▸ **Work order**:
From the entries below, copy out all lines holding "this".

━━━━━ Provided data

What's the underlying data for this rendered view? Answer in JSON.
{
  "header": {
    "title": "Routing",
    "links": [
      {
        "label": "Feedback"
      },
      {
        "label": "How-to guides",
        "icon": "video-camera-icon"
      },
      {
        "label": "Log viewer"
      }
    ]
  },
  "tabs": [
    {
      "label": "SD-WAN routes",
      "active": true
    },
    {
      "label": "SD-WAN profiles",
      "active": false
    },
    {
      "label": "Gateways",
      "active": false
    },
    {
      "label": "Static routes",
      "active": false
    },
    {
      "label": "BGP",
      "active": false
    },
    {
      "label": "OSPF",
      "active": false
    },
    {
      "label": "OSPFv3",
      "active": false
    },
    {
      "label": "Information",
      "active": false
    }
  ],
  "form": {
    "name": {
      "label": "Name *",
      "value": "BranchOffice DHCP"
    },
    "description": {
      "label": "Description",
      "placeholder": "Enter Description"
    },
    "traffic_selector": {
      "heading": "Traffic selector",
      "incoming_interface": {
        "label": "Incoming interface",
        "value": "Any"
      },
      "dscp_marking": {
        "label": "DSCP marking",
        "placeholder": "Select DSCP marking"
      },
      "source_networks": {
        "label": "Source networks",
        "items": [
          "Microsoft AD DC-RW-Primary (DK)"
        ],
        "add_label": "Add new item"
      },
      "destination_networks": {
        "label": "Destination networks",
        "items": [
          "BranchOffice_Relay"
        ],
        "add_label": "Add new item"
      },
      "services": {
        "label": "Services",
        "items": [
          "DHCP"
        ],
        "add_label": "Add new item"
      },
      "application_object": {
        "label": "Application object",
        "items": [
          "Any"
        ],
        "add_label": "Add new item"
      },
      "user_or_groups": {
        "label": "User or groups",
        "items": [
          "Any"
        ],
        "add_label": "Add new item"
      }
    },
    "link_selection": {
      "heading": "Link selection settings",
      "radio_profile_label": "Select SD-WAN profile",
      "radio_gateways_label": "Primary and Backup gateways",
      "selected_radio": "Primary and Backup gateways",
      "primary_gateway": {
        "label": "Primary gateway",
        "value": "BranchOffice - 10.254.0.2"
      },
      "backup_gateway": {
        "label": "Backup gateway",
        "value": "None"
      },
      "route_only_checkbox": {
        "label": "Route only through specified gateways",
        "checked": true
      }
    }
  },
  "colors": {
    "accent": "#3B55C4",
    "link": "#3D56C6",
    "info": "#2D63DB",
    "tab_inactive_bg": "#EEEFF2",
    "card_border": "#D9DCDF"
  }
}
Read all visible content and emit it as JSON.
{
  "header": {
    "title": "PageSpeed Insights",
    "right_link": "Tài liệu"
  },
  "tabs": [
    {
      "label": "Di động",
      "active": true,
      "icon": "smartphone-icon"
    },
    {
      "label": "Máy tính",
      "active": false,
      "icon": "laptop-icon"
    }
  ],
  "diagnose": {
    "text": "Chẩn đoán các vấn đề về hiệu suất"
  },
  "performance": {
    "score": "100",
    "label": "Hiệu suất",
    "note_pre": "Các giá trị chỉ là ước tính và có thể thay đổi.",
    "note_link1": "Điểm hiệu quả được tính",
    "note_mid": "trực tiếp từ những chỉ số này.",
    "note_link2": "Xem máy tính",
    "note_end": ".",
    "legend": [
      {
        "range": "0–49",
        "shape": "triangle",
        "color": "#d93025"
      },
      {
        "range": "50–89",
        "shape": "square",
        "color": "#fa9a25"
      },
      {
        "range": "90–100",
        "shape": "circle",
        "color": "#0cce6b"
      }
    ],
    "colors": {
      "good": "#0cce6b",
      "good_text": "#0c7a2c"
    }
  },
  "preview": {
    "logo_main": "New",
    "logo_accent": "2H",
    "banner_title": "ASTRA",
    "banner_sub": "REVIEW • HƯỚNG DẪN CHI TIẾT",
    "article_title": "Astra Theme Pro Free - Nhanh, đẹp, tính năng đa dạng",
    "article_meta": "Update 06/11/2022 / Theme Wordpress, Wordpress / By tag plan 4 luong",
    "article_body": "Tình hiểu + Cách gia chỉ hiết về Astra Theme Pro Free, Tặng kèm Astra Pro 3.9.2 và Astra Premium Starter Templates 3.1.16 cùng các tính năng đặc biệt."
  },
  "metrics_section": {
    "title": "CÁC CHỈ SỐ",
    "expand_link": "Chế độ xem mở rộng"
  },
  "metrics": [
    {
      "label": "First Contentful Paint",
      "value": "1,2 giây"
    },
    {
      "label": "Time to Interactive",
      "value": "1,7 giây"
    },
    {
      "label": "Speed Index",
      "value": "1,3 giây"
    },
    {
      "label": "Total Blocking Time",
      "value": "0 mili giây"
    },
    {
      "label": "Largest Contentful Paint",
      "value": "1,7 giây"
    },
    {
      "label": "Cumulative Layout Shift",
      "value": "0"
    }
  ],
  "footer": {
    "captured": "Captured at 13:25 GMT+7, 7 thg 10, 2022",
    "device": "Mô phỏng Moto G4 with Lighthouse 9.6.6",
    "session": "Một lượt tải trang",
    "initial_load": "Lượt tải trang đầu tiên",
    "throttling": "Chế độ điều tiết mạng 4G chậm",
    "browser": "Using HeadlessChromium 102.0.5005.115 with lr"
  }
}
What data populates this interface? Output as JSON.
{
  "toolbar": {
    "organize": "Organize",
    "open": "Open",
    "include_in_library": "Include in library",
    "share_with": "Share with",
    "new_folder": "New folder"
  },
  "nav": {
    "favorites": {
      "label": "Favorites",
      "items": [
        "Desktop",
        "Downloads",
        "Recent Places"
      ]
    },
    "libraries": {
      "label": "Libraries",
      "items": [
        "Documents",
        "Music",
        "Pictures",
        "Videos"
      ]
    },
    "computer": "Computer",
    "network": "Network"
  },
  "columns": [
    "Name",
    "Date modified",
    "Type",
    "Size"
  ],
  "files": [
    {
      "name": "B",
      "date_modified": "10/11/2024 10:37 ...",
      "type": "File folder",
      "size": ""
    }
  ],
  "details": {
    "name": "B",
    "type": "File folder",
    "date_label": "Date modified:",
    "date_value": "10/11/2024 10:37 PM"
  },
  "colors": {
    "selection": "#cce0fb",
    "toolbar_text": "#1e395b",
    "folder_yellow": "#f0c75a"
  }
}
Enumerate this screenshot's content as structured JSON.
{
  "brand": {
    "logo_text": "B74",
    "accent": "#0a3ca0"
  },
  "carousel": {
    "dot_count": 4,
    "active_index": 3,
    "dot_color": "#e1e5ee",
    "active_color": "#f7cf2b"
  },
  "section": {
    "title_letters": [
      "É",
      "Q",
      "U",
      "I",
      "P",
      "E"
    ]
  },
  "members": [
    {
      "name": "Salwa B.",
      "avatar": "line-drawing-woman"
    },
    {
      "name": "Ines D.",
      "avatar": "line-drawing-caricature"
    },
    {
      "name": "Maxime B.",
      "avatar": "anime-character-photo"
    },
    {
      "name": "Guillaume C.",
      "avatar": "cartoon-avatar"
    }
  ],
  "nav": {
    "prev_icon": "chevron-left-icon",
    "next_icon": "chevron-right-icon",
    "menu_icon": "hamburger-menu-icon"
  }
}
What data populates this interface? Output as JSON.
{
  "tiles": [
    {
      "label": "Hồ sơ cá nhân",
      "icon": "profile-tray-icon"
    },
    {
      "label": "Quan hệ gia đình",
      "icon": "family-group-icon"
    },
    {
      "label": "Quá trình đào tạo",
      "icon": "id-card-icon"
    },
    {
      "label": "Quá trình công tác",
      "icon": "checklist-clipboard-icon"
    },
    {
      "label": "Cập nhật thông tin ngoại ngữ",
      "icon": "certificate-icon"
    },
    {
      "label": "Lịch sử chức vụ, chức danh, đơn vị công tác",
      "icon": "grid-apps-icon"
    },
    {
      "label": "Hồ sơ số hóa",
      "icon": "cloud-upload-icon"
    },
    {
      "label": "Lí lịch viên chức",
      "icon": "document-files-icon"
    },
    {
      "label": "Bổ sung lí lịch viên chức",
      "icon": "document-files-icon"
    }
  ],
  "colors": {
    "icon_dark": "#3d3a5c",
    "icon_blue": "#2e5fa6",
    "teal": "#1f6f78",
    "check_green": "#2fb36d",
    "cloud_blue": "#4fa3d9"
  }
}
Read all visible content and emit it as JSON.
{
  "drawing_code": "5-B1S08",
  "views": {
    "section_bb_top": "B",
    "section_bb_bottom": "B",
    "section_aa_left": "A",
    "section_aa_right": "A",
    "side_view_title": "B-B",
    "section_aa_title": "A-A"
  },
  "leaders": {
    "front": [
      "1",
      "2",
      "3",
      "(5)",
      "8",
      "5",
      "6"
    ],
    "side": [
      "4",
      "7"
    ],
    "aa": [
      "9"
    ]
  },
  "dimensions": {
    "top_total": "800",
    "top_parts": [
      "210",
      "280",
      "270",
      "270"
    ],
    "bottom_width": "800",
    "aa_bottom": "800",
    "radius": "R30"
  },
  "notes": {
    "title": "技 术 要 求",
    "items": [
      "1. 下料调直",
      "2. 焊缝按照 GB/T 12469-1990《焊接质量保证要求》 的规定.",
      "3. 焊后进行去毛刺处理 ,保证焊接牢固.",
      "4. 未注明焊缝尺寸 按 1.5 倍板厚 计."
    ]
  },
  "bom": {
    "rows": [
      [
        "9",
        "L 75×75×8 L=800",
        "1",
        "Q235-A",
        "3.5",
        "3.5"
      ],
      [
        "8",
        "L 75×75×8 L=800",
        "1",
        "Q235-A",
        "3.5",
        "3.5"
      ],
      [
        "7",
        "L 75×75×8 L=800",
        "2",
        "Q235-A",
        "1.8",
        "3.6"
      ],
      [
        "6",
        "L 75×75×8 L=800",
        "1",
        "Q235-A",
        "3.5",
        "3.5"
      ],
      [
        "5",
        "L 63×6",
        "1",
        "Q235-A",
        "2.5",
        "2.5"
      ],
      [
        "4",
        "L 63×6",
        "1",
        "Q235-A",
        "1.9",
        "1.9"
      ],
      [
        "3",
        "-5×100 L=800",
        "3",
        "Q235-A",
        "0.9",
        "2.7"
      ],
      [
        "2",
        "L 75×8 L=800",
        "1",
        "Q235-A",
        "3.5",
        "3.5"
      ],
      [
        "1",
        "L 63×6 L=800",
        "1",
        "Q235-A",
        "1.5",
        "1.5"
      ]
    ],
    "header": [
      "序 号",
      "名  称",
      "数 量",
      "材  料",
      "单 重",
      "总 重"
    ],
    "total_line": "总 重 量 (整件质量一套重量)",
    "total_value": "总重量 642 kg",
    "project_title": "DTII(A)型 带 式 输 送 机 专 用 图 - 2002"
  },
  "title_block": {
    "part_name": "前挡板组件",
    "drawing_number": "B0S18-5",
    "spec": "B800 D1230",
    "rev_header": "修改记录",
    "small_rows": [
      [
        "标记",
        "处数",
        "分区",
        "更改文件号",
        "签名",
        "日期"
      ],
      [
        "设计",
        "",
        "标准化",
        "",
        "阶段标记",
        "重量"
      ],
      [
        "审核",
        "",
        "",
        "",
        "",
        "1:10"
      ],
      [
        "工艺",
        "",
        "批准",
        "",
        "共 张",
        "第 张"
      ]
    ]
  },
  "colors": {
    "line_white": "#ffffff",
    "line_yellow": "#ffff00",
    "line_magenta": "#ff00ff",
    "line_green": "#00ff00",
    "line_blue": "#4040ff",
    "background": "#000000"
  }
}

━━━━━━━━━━

▸ **Solution to the exercise**:
What's the underlying data for this rendered view? Answer in JSON.
What data populates this interface? Output as JSON.
Enumerate this screenshot's content as structured JSON.
What data populates this interface? Output as JSON.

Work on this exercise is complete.